= AVAILABLE RECORDS =
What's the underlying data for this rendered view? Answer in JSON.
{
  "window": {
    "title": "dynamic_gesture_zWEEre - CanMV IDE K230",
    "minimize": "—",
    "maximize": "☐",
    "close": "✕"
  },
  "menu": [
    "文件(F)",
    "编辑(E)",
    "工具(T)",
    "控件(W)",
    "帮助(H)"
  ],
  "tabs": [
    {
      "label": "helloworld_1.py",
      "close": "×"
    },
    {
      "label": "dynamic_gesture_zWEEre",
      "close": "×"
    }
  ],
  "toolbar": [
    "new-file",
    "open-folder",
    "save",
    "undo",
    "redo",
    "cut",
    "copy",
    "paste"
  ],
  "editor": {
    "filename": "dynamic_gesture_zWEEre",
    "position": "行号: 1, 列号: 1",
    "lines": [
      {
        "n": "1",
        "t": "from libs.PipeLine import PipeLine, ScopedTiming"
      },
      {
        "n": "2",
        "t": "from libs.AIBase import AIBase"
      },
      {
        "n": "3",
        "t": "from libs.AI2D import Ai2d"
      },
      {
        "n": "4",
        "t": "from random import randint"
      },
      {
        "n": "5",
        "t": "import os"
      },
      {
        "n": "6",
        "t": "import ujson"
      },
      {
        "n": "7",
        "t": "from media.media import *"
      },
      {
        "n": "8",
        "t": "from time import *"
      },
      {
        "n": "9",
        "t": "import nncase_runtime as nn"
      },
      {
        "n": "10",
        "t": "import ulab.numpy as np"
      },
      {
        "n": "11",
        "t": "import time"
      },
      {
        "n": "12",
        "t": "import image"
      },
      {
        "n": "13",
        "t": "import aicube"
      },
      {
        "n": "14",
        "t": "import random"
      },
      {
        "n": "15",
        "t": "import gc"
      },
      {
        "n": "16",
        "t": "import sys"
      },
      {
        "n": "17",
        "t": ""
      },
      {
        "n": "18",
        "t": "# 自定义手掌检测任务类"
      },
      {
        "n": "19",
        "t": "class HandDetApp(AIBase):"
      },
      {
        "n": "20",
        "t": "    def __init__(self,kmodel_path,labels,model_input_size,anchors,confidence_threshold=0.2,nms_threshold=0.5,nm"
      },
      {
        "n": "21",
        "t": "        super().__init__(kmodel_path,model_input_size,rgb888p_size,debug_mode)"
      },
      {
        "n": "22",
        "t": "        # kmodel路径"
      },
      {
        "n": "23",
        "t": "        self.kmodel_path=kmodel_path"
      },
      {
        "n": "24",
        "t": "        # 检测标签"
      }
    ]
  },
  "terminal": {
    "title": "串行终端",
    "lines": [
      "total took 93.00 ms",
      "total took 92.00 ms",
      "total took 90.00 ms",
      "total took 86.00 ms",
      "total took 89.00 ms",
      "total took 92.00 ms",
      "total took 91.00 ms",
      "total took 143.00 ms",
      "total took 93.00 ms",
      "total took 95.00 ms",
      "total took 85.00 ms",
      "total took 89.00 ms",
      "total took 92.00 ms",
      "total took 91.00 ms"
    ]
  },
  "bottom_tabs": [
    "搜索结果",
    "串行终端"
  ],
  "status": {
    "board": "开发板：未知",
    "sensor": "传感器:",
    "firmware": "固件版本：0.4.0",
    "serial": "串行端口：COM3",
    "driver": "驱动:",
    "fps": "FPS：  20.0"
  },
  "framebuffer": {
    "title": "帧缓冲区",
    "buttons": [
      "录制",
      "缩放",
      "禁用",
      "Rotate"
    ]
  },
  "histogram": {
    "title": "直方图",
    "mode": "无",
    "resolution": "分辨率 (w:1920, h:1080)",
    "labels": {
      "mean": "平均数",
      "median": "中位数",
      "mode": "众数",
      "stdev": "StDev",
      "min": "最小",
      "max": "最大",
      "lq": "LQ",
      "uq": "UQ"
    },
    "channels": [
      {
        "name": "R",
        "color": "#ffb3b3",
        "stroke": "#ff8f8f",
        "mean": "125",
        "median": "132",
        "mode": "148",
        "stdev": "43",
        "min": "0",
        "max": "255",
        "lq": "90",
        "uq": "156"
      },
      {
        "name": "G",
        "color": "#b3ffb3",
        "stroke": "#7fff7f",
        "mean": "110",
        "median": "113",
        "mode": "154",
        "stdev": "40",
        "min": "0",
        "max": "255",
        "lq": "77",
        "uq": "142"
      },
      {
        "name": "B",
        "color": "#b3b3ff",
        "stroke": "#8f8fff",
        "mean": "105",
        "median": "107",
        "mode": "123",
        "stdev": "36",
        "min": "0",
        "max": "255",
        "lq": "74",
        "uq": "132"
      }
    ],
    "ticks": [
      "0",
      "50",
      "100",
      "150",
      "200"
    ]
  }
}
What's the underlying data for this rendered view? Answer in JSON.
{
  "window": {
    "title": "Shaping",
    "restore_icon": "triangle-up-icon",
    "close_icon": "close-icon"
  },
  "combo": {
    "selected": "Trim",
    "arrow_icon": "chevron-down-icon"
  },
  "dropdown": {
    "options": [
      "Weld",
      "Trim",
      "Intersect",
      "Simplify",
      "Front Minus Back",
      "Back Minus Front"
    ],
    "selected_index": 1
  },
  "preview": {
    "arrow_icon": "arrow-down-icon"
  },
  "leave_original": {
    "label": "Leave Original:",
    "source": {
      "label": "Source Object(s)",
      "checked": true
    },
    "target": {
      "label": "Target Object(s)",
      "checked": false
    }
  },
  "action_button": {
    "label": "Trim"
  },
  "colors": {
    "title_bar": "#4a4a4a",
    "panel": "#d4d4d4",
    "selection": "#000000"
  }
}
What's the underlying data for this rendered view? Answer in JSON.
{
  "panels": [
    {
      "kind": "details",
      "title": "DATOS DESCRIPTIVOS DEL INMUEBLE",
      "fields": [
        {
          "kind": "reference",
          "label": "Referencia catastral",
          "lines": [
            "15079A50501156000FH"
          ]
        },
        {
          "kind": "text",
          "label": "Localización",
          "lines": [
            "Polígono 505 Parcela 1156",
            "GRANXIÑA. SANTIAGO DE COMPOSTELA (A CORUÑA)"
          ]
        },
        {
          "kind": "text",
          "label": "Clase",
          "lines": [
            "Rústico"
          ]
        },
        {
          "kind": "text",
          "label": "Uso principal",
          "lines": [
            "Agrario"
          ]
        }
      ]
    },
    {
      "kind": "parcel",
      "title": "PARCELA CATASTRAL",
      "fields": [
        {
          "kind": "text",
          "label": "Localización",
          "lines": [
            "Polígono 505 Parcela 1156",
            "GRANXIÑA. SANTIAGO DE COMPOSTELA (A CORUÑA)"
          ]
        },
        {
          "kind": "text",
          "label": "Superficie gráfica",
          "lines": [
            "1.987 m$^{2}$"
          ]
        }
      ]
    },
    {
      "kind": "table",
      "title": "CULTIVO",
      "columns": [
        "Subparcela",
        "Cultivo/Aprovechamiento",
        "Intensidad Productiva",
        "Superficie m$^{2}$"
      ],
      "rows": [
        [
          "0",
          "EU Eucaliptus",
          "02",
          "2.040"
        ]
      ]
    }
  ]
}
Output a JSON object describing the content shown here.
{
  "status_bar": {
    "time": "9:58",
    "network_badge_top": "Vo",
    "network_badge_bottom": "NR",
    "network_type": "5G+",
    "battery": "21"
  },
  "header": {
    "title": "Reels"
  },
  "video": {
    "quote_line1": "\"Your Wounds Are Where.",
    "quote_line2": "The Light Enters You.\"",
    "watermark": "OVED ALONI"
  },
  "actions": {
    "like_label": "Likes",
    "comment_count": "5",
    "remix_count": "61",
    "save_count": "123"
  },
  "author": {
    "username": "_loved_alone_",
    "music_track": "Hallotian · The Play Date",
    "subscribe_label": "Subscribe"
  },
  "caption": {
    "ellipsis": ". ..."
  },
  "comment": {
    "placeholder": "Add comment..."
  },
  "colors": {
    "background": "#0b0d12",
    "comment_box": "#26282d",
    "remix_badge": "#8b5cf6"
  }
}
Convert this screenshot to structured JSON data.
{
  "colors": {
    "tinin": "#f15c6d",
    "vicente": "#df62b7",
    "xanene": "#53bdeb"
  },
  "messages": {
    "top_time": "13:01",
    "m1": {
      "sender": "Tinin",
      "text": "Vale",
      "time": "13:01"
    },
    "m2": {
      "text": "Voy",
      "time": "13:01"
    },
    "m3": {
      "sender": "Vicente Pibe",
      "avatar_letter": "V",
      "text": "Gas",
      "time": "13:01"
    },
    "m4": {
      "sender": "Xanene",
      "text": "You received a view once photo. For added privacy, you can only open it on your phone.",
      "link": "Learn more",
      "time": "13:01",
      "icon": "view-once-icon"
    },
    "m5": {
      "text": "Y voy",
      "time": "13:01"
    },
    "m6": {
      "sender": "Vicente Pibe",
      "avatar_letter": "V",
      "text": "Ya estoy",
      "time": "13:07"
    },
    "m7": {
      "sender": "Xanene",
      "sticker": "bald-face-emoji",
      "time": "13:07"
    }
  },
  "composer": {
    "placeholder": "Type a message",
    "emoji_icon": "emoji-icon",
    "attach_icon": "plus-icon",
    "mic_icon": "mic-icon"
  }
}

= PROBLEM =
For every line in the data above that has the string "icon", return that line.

= SOLUTION TO THIS PROBLEM =
    "restore_icon": "triangle-up-icon",
    "close_icon": "close-icon"
    "arrow_icon": "chevron-down-icon"
    "arrow_icon": "arrow-down-icon"
      "icon": "view-once-icon"
    "emoji_icon": "emoji-icon",
    "attach_icon": "plus-icon",
    "mic_icon": "mic-icon"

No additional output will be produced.